BRIEF:
Before you finish, make sure each line of the records has been retyped exactly.

[Web page and app entries]
========

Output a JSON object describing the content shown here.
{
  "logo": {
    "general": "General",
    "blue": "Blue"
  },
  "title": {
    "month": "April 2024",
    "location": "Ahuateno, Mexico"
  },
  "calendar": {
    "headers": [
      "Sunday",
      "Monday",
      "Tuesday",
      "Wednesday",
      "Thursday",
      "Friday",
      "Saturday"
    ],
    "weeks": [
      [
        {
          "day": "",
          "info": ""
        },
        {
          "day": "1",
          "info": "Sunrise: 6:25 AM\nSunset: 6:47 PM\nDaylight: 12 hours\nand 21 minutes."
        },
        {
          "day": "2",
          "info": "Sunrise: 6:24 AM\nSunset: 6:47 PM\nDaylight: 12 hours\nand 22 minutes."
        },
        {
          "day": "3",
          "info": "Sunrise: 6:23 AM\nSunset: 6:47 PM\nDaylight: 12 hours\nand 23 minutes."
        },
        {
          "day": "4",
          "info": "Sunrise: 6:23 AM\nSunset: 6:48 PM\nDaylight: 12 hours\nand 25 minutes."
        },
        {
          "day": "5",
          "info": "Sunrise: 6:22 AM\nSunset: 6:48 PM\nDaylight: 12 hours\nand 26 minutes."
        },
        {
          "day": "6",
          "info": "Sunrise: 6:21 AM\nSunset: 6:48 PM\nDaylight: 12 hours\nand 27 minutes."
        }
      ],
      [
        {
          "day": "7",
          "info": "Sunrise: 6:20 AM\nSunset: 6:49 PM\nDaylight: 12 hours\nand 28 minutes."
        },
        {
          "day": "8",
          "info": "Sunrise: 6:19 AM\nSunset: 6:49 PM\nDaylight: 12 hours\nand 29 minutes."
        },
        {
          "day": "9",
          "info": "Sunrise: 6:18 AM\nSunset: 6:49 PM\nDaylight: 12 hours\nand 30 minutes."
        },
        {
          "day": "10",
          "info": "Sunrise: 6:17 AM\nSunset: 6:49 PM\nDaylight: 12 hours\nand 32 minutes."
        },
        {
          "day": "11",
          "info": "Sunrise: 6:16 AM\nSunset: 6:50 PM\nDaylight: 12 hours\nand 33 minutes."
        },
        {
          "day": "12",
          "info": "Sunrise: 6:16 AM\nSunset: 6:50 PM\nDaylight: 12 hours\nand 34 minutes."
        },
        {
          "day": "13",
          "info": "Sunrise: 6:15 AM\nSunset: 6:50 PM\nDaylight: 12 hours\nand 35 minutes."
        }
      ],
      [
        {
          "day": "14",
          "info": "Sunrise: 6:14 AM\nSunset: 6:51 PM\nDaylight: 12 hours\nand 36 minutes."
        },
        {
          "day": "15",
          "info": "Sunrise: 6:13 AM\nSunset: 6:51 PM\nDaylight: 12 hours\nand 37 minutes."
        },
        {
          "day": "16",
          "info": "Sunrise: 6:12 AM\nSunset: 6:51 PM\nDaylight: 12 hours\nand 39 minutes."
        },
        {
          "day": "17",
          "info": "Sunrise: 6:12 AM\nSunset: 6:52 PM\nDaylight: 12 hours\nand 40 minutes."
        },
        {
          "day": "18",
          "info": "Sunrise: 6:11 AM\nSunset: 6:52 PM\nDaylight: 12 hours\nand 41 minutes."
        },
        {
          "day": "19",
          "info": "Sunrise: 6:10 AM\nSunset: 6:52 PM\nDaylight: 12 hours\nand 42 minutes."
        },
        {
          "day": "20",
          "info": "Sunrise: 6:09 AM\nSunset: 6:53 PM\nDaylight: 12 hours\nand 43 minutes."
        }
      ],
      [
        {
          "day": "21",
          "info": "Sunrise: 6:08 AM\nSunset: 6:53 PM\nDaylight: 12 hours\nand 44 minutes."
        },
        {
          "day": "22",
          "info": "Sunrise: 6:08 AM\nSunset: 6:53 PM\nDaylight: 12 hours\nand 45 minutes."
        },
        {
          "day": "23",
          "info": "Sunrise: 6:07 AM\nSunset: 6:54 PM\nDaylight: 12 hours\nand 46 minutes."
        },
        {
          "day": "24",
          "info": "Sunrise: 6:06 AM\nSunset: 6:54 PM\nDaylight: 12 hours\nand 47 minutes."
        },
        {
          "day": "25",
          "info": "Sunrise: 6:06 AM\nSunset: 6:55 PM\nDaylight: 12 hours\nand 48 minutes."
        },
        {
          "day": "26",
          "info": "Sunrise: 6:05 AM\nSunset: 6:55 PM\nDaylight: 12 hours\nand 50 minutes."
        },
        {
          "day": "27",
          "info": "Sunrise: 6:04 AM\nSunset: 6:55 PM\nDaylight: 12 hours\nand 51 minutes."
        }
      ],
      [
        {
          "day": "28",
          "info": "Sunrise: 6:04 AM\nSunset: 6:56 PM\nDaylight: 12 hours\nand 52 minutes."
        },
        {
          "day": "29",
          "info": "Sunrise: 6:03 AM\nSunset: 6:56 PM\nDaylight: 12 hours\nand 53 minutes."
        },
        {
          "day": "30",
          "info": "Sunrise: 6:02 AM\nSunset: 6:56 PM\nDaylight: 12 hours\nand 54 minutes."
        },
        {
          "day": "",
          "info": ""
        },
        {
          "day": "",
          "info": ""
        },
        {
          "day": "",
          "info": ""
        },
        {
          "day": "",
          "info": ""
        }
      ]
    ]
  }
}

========

WRITTEN ANSWER:
Output a JSON object describing the content shown here.
{
  "logo": {
    "general": "General",
    "blue": "Blue"
  },
  "title": {
    "month": "April 2024",
    "location": "Ahuateno, Mexico"
  },
  "calendar": {
    "headers": [
      "Sunday",
      "Monday",
      "Tuesday",
      "Wednesday",
      "Thursday",
      "Friday",
      "Saturday"
    ],
    "weeks": [
      [
        {
          "day": "",
          "info": ""
        },
        {
          "day": "1",
          "info": "Sunrise: 6:25 AM\nSunset: 6:47 PM\nDaylight: 12 hours\nand 21 minutes."
        },
        {
          "day": "2",
          "info": "Sunrise: 6:24 AM\nSunset: 6:47 PM\nDaylight: 12 hours\nand 22 minutes."
        },
        {
          "day": "3",
          "info": "Sunrise: 6:23 AM\nSunset: 6:47 PM\nDaylight: 12 hours\nand 23 minutes."
        },
        {
          "day": "4",
          "info": "Sunrise: 6:23 AM\nSunset: 6:48 PM\nDaylight: 12 hours\nand 25 minutes."
        },
        {
          "day": "5",
          "info": "Sunrise: 6:22 AM\nSunset: 6:48 PM\nDaylight: 12 hours\nand 26 minutes."
        },
        {
          "day": "6",
          "info": "Sunrise: 6:21 AM\nSunset: 6:48 PM\nDaylight: 12 hours\nand 27 minutes."
        }
      ],
      [
        {
          "day": "7",
          "info": "Sunrise: 6:20 AM\nSunset: 6:49 PM\nDaylight: 12 hours\nand 28 minutes."
        },
        {
          "day": "8",
          "info": "Sunrise: 6:19 AM\nSunset: 6:49 PM\nDaylight: 12 hours\nand 29 minutes."
        },
        {
          "day": "9",
          "info": "Sunrise: 6:18 AM\nSunset: 6:49 PM\nDaylight: 12 hours\nand 30 minutes."
        },
        {
          "day": "10",
          "info": "Sunrise: 6:17 AM\nSunset: 6:49 PM\nDaylight: 12 hours\nand 32 minutes."
        },
        {
          "day": "11",
          "info": "Sunrise: 6:16 AM\nSunset: 6:50 PM\nDaylight: 12 hours\nand 33 minutes."
        },
        {
          "day": "12",
          "info": "Sunrise: 6:16 AM\nSunset: 6:50 PM\nDaylight: 12 hours\nand 34 minutes."
        },
        {
          "day": "13",
          "info": "Sunrise: 6:15 AM\nSunset: 6:50 PM\nDaylight: 12 hours\nand 35 minutes."
        }
      ],
      [
        {
          "day": "14",
          "info": "Sunrise: 6:14 AM\nSunset: 6:51 PM\nDaylight: 12 hours\nand 36 minutes."
        },
        {
          "day": "15",
          "info": "Sunrise: 6:13 AM\nSunset: 6:51 PM\nDaylight: 12 hours\nand 37 minutes."
        },
        {
          "day": "16",
          "info": "Sunrise: 6:12 AM\nSunset: 6:51 PM\nDaylight: 12 hours\nand 39 minutes."
        },
        {
          "day": "17",
          "info": "Sunrise: 6:12 AM\nSunset: 6:52 PM\nDaylight: 12 hours\nand 40 minutes."
        },
        {
          "day": "18",
          "info": "Sunrise: 6:11 AM\nSunset: 6:52 PM\nDaylight: 12 hours\nand 41 minutes."
        },
        {
          "day": "19",
          "info": "Sunrise: 6:10 AM\nSunset: 6:52 PM\nDaylight: 12 hours\nand 42 minutes."
        },
        {
          "day": "20",
          "info": "Sunrise: 6:09 AM\nSunset: 6:53 PM\nDaylight: 12 hours\nand 43 minutes."
        }
      ],
      [
        {
          "day": "21",
          "info": "Sunrise: 6:08 AM\nSunset: 6:53 PM\nDaylight: 12 hours\nand 44 minutes."
        },
        {
          "day": "22",
          "info": "Sunrise: 6:08 AM\nSunset: 6:53 PM\nDaylight: 12 hours\nand 45 minutes."
        },
        {
          "day": "23",
          "info": "Sunrise: 6:07 AM\nSunset: 6:54 PM\nDaylight: 12 hours\nand 46 minutes."
        },
        {
          "day": "24",
          "info": "Sunrise: 6:06 AM\nSunset: 6:54 PM\nDaylight: 12 hours\nand 47 minutes."
        },
        {
          "day": "25",
          "info": "Sunrise: 6:06 AM\nSunset: 6:55 PM\nDaylight: 12 hours\nand 48 minutes."
        },
        {
          "day": "26",
          "info": "Sunrise: 6:05 AM\nSunset: 6:55 PM\nDaylight: 12 hours\nand 50 minutes."
        },
        {
          "day": "27",
          "info": "Sunrise: 6:04 AM\nSunset: 6:55 PM\nDaylight: 12 hours\nand 51 minutes."
        }
      ],
      [
        {
          "day": "28",
          "info": "Sunrise: 6:04 AM\nSunset: 6:56 PM\nDaylight: 12 hours\nand 52 minutes."
        },
        {
          "day": "29",
          "info": "Sunrise: 6:03 AM\nSunset: 6:56 PM\nDaylight: 12 hours\nand 53 minutes."
        },
        {
          "day": "30",
          "info": "Sunrise: 6:02 AM\nSunset: 6:56 PM\nDaylight: 12 hours\nand 54 minutes."
        },
        {
          "day": "",
          "info": ""
        },
        {
          "day": "",
          "info": ""
        },
        {
          "day": "",
          "info": ""
        },
        {
          "day": "",
          "info": ""
        }
      ]
    ]
  }
}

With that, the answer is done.